Wednesday, December 23, 2009

Sea Robin Scenes

Sea Robin flesh is described as firm and tender when cooked. Great for a Julia Child bouillabaisse or for bait when fishing in the Long Island Sound, or so I’ve heard.

They can be seen at Beczak listening to Bizet, nodding their heads, fins swirling as they dance.

Sandra DeSando
Business and Grants Manager

Thursday, December 17, 2009

Oyster Gardening—Month Six: The “Spat” on Oysters!

Beczak Environmental Education Center, located on the Yonkers riverfront, is part of the NY/NJ Baykeeper Oyster Restoration Program. In June 2009, six hundred “seed” oysters from Baykeepers’ Governors Island site were resettled in a floating cage hung off a piling in the Hudson River behind Beczak. Fifty of the oysters are in a sample study and kept in a separate cage. Educator Vicky Garufi checks them monthly to report back to NY/NJ Baykeeper. Watch this blog for her updates.

Having oysters at Beczak has been a great advantage to our education programs. This past fall we incorporated the oysters into our outdoor seining programs as an extra station for the larger class groups. Now, as part of our ongoing work with Yonkers Public Schools in which Beczak provides the labs for Riverside High School’s AP environmental class, we will study Hudson River oysters more closely.

November 17, I collected the larger sample of 550 oysters from the river, tossed them in a bucket, and drove them to the class of 10th graders that Beczak educators teach once a month. I introduced the role of oysters in the Hudson’s eco-system and we discussed why their population has declined drastically over the years. They learned about mollusks, both bivalves (oysters, clams, mussels, and scallops) and gastropods (snails) by viewing various shells.
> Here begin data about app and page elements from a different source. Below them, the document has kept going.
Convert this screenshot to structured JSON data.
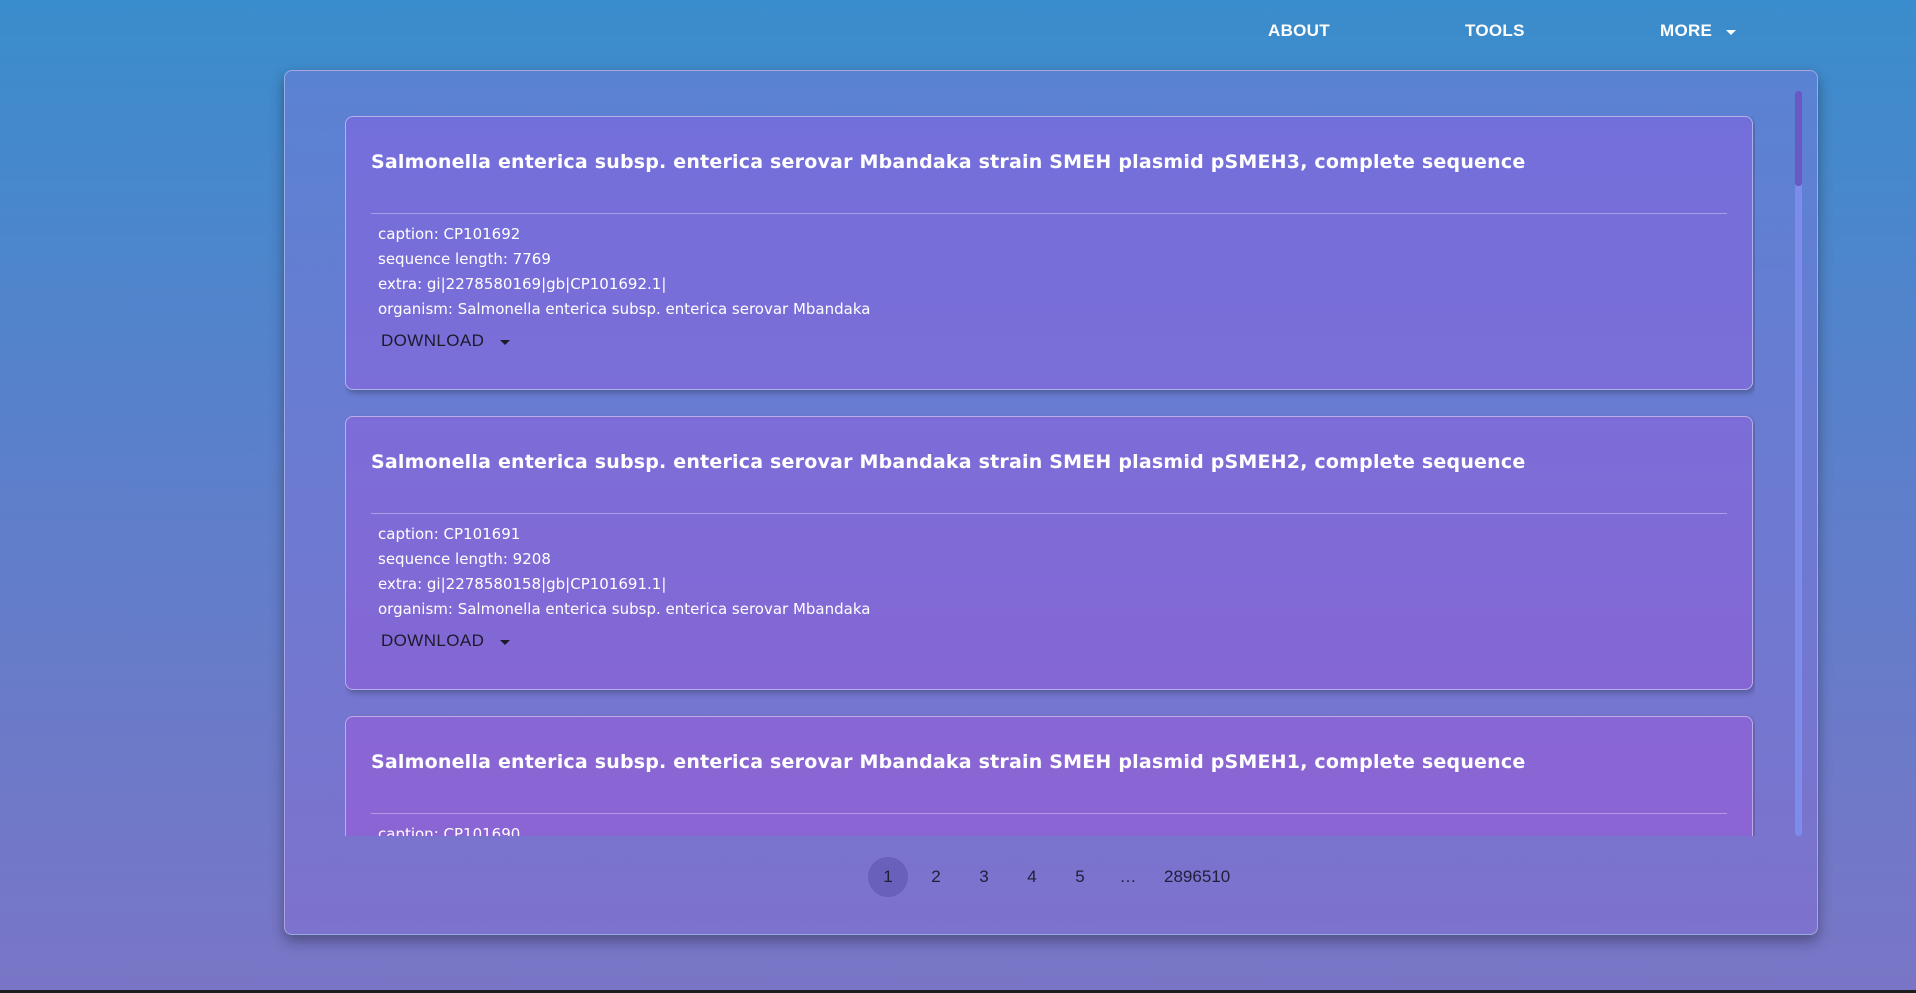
{
  "nav": {
    "about": "ABOUT",
    "tools": "TOOLS",
    "more": "MORE"
  },
  "cards": [
    {
      "title": "Salmonella enterica subsp. enterica serovar Mbandaka strain SMEH plasmid pSMEH3, complete sequence",
      "caption": "caption: CP101692",
      "sequence_length": "sequence length: 7769",
      "extra": "extra: gi|2278580169|gb|CP101692.1|",
      "organism": "organism: Salmonella enterica subsp. enterica serovar Mbandaka",
      "download_label": "DOWNLOAD"
    },
    {
      "title": "Salmonella enterica subsp. enterica serovar Mbandaka strain SMEH plasmid pSMEH2, complete sequence",
      "caption": "caption: CP101691",
      "sequence_length": "sequence length: 9208",
      "extra": "extra: gi|2278580158|gb|CP101691.1|",
      "organism": "organism: Salmonella enterica subsp. enterica serovar Mbandaka",
      "download_label": "DOWNLOAD"
    },
    {
      "title": "Salmonella enterica subsp. enterica serovar Mbandaka strain SMEH plasmid pSMEH1, complete sequence",
      "caption": "caption: CP101690"
    }
  ],
  "pagination": {
    "pages": [
      "1",
      "2",
      "3",
      "4",
      "5"
    ],
    "ellipsis": "…",
    "last": "2896510",
    "current": "1"
  },
  "colors": {
    "background_top": "#3a8dcc",
    "background_bottom": "#7a75c6",
    "card": "#7b6ed8",
    "text": "#ffffff"
  }
}
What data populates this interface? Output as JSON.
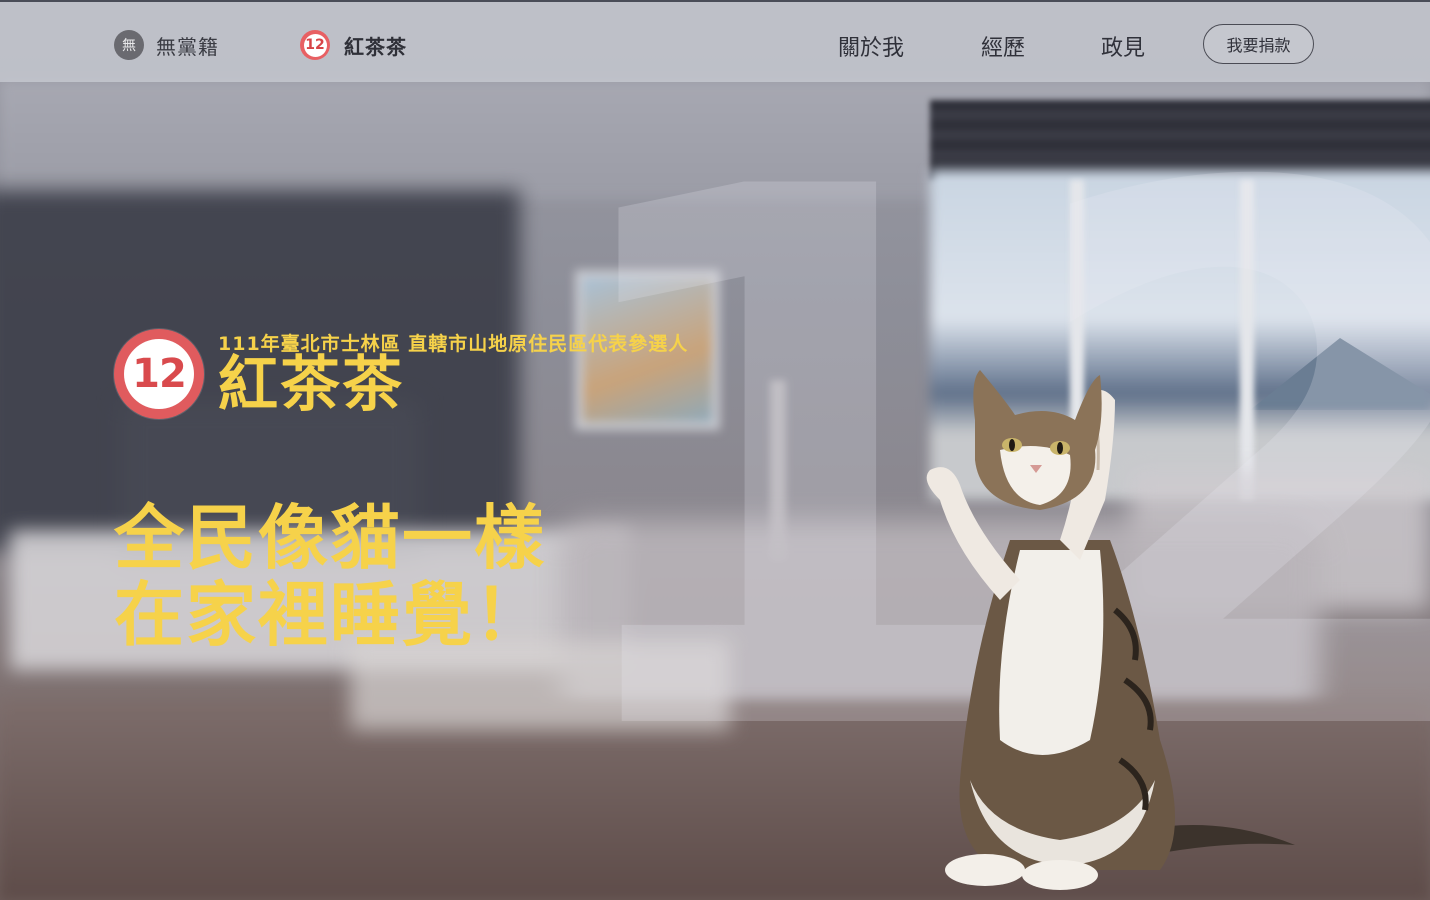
{
  "header": {
    "party_badge_char": "無",
    "party_label": "無黨籍",
    "brand_number": "12",
    "brand_label": "紅茶茶",
    "nav": [
      {
        "label": "關於我"
      },
      {
        "label": "經歷"
      },
      {
        "label": "政見"
      }
    ],
    "donate_label": "我要捐款"
  },
  "hero": {
    "badge_number": "12",
    "subtitle": "111年臺北市士林區 直轄市山地原住民區代表參選人",
    "name": "紅茶茶",
    "slogan": [
      "全民像貓一樣",
      "在家裡睡覺！"
    ],
    "big_number": "12"
  },
  "colors": {
    "accent_yellow": "#f6d24a",
    "badge_red": "#e05b5e"
  }
}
Then the students worked in groups to measure the oysters, record each one’s length onto a data sheet, and identify its predators such as amphipods, mud crabs, and worms. I also showed them the string of oyster shells that secure to the cage when submerged in the river. The purpose of this is to collect spat. “Spat” is the larval form of oysters. When these oyster babies are released, they drift in the water and attach to hard substrates such as rocks, drift wood and different kinds of mollusk shells. November was the first time we spotted spat!

Finding spat is a great indicator that the river is getting cleaner and gives hope that oysters can once again survive and reproduce in the Hudson!

Find out more about Beczak’s oyster gardening program. Click on these links below.

Month One: The oysters arrive
Month Three: Oyster Check-up
Month Four: Students Observe the Oysters

NY/NJ Baykeeper Oyster Restoration Program
Beczak begins oyster gardening press release
“Moving Back Home” Hudson Valley Magazine

Vicky Garufi
Director of Education

Wednesday, December 9, 2009

Commuting by Kayak

I ran from Beczak’s office to its marsh this morning to catch a glimpse of phenomenon I’d just heard about but never witnessed … a kayak commuter. And right in front of me, a yellow kayak pulled out of the choppy Hudson onto Beczak’s beach. A lean man unfolded out of the boat, took apart his paddle and placed it into a bag, hoisted his kayak onto his shoulder, carried it to nearby fence, and locked it up.

It was the practiced movements of any commuter.

I was amazed and a little jealous. I had driven to work that morning: he had an adventure. Who was this man?

Richard Scott, from Chestnut Ridge, NY—originally from England—and a software engineer at Aureon Labs in Yonkers.

“I've been commuting this way about 3 months. Today is crossing #45! I first had the idea earlier this summer during a walk at lunchtime when I saw the Yonkers Paddling and Rowing Club (YRPC) boathouse and the marina across the river in Alpine, NJ,” says Scott.

By car, Richard Scott’s 45-minute commute would take him across the Tappan Zee Bridge. In his preferred way, he drives 18 miles to the Alpine Boat Basin, in Alpine, NJ, where his kayak is chained to a tree in an undisclosed location. The second leg of the journey is a one-mile paddle across the river to Yonkers, NY. Leg three: stashing his gear and changing his clothes at YRPC and walking up the street to his workplace.

“I had no place to store my kayak on this side—getting permission from Cliff Schneider, the Executive Director of Beczak, to tie up here,” he said, motioning to the fence, “made all the difference.

“I soon realized that the crossing was feasible, in fact it is easy, and, I think, relatively safe. I don't understand why there isn't a small flotilla of kayakers crossing every day. What I have been most worried about is that someone may think of a reason why I am not allowed to do this, or may try to make it difficult,” Scott continued.

“It is a joy to cross this way—the river is incredibly beautiful in all weather conditions.”